This Town is a movie written, directed and starred in by Takapau born and bred, David White. It was filmed in Central Hawke’s Bay and Tararua.
The premiere was packed with the myriad of locals who had played their part in the creation of this hilarious, touching production. With our best bib and tucker we all lined the red carpet, past the pop-up pet zoo, past the Seven Sharp cameras and into the Civic Theatre’s foyer. Champers and nibbles in hand, greetings made, hugs executed, selfies snapped, it was time to take our seats.
Te Aute College rangitahi honoured us with their mihi, their waiata and their haka. David spoke his thanks and the lights went down.
No sooner had the first movie credentials appeared on the screen we were whooping. There was David’s name … whoop … there was David’s logo … whoop … cheers and whoops every time anything recognisable appeared on screen. Anything at all, a shop, a street, a person crossing the road. No whoop was left unwhooped.
The packed auditorium stayed till the very last of the credits rolled by, watching for their respective names. There were a lot of credits! David received his much-deserved thunderous applause with typical humility.
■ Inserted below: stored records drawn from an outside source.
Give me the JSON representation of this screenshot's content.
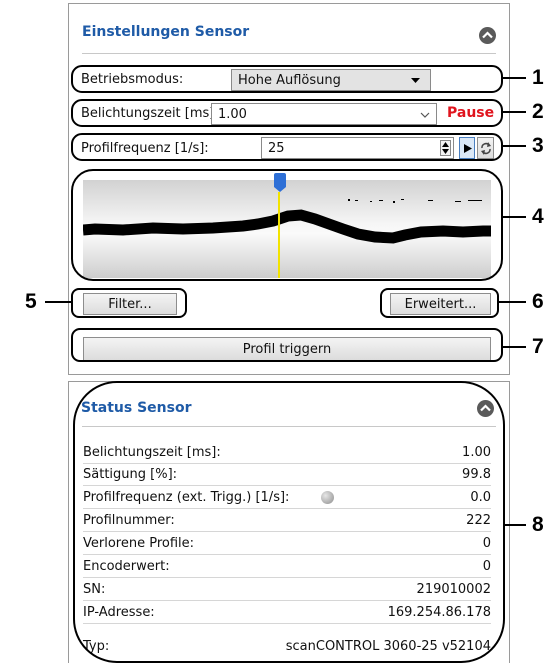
{
  "settings_panel": {
    "title": "Einstellungen Sensor",
    "operating_mode": {
      "label": "Betriebsmodus:",
      "value": "Hohe Auflösung"
    },
    "exposure_time": {
      "label": "Belichtungszeit [ms]:",
      "value": "1.00",
      "pause_label": "Pause"
    },
    "profile_frequency": {
      "label": "Profilfrequenz [1/s]:",
      "value": "25"
    },
    "filter_button": "Filter...",
    "extended_button": "Erweitert...",
    "trigger_button": "Profil triggern"
  },
  "status_panel": {
    "title": "Status Sensor",
    "rows": [
      {
        "label": "Belichtungszeit [ms]:",
        "value": "1.00"
      },
      {
        "label": "Sättigung [%]:",
        "value": "99.8"
      },
      {
        "label": "Profilfrequenz (ext. Trigg.) [1/s]:",
        "value": "0.0"
      },
      {
        "label": "Profilnummer:",
        "value": "222"
      },
      {
        "label": "Verlorene Profile:",
        "value": "0"
      },
      {
        "label": "Encoderwert:",
        "value": "0"
      },
      {
        "label": "SN:",
        "value": "219010002"
      },
      {
        "label": "IP-Adresse:",
        "value": "169.254.86.178"
      },
      {
        "label": "Typ:",
        "value": "scanCONTROL 3060-25 v52104"
      }
    ]
  },
  "callouts": [
    "1",
    "2",
    "3",
    "4",
    "5",
    "6",
    "7",
    "8"
  ],
  "colors": {
    "title_blue": "#1f5ba7",
    "pause_red": "#e0141e",
    "marker_blue": "#2d6fd6",
    "trace_yellow": "#f2e300"
  }
}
Back into the foyer our whānau gathered for a photo with David and then suddenly, there beside me for the snap, was star of the show, Robyn Malcom. Robyn Malcom! I rounded on her with such delight. Robyn Malcom! And I had a story to tell whether she wanted to hear it or not!
Twenty-two years earlier our Kate was 12 years old and she and her cousin Kiriana were Shortland Street fans. In that particular year Circa Theatre in Wellington were presenting a Shakespearian play starring … Shortland Street’s Robyn Malcom. I seized upon the opportunity to introduce my two girls to the Bard with Robyn as the bribe. Better still, what if I could engineer a meeting and a photo opportunity? What a mother I would be!
As it happened, at that time, I had a radio show on Central FM. I contacted Robyn’s agent, put on my most important, professional voice and organised an interview post-performance. What a mother I was!
The day finally came and off we went. The play was of course brilliant, but the icing on the cake was about to happen. Out from backstage came not only Robyn Malcom but a Tim Balme bonus. Girls introduced and photo taken, it was my turn.
Oh how I had pictured and practiced in my mind. Eloquent, probing questions. I would maintain a cultured somewhat refined, perhaps even aloof countenance. They would be impressed. More than impressed. They would marvel at my clarity, my understated wit. She’ll go far they would reminisce later in their dressing rooms. I had my impressive BBC lookalike microphone at the ready.
They sat down and gazed at me expectantly. I gazed back. My colour heightened, perhaps more accurately, reddened. ‘Oh,’ I gushed,’ Oh, oh, oh that was wonderful, you were wonderful, you were both so wonderful. Well of course you were wonderful, because you are wonderful. You are amazing Oh, oh, oh, amazing, that was so amazing.’
A glaze drew quietly down their professional faces. The glaze was duly noted but I seemed powerless to stop the never-ending loop of gush. I think my hands were flapping, I couldn’t sit still in my seat. I was so far down this terrible road that I was about to ask them what their favourite colour was, their amazing, wonderful most favourite colour when they began to ask their own questions and then answer them. I beamed all the way through with the odd intake of breath and an oh, oh, oh. Finally the whole debacle finished and the two famous ones glided graciously back from whence they had come and we returned to our motel.
Back in CHB I handed the tape to the station manager and suggested that they might have to cut me out. ‘Oh, no,’ she protested, then she listened to the tape. ‘Oh yes,’ she agreed.
In the retelling of the tale, in my rush to get it all out of my mouth in one go, in my over familiar grip on her arm, I fear her opinion of the old one from CHB may not have shifted too far from the original!